RUMFORD — Cabbies and owners of two local cab companies denounced a proposal Thursday night to charge cabbies an extra $22 to cover a new state fee for background checks when they apply annually for licenses.
They argued that they're providing Rumford a service by taking intoxicated fares home and putting themselves in danger in the process, and providing transportation for the elderly and disabled.
After considerable discussion, selectmen agreed that the town would cover the $22 fee per applicant this year using contingency funds.
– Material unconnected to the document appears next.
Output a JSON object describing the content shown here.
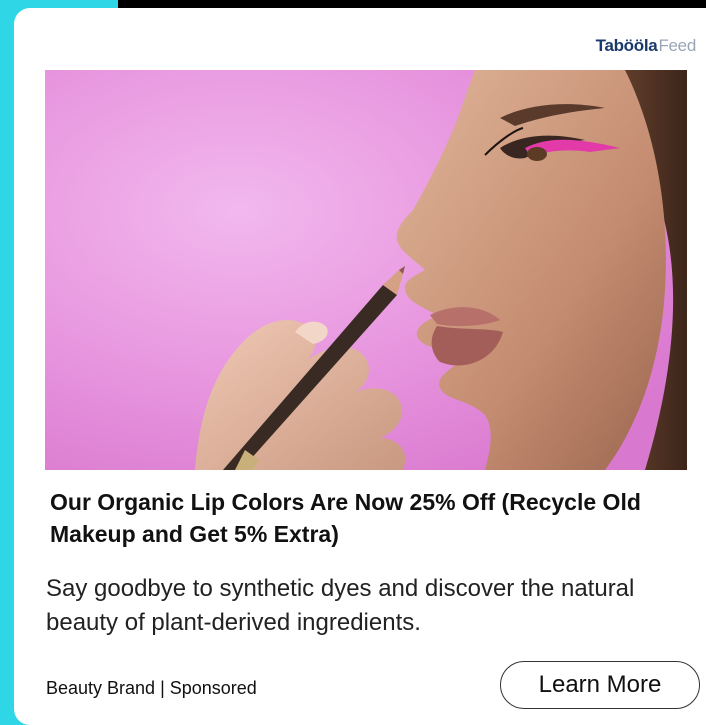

The cost was estimated at about $800 if 35 cabbies apply as they have in the past.
Selectmen will meet with cabbies and owners of the three area cab companies in April and create an amendment to the 2010 taxi law, which currently only levies a $25 annual fee for cabbie licenses.
In February 2010, selectmen added several changes to Rumford's taxi law and voters approved them.
Among them, cabbies are required to apply at the police station for a yearly license enabling them to drive taxis. Additionally, they must pay $25 each, which covers the cost of a criminal history background check.
At that time, Maine wasn't charging for such checks, but is now.
Police Chief Stacy Carter briefed selectmen on the $22 fee.
To recoup it, Carter suggested that selectman increase the $25 fee to $47 by having cabbies pick up the cost of the background checks. The town, he said, shouldn't have to pay the $22 because cabbies work for private businesses.
Cabbies and cab company owners argued that isn't fair to them when they're trying to supplement their incomes and grow their businesses.
Town Manager Carlo Puiia said Rumford didn't change the rule; the state did.
“So the state is forcing the town to pay this fee, and either we absorb that cost somewhere, or we pass it on to the user, which in this case is the licensee,” Puiia said.
“It's nothing we wanted to do,” he said.
Jessica Corriveau of Rumford argued against the $22 fee and the wait for approval.
Five weeks ago, she said she applied for a cabbie license to drive for Roadhog Express. It has yet to be approved.
“I don't have a problem with paying the $25 fee, but as of yesterday, it was five weeks and I don't have any major driving offenses,” Corriveau said.
“In '97, I got a speeding ticket and it was not criminal speed, but I'm still waiting, and like the gentleman before me said, we are a small town and not like Lewiston-Auburn.
“They have other options and modes of transportation for the public,” she said. “In this small town, we as cab drivers are the only ones for transportation for a lot of the elderly and disabled, etc., and to add that extra fee above the $25, why should we have to pay for that?
“Like the gentleman before me said, we don't make a lot off (driving cabs), and a lot of times, we don't get tips. We're just trying to supplement incomes or make a living, so why should it be added on to us who are helping others?” she asked
“Thank you. Well said,” Selectmen Chairman Greg Buccina said.
Courtesy Cab owner John Merchant of Mexico argued that charging the extra fee is unfair.
“We're the ones that get assaulted, we're the ones that get robbed,” Merchant said.
Resident Kevin Saisi told selectmen to “do some common sense” and raise the $25 fee to $30.
Chief Carter said he appreciates all that taxicab services do.
“They certainly take the OUIs off the street,” he said.
After more discussion, Buccina motioned to absorb the cost for now and work to change the taxi ordinance in April for town meeting approval in June.
It was approved 4-1 with Selectman Brad Adley dissenting.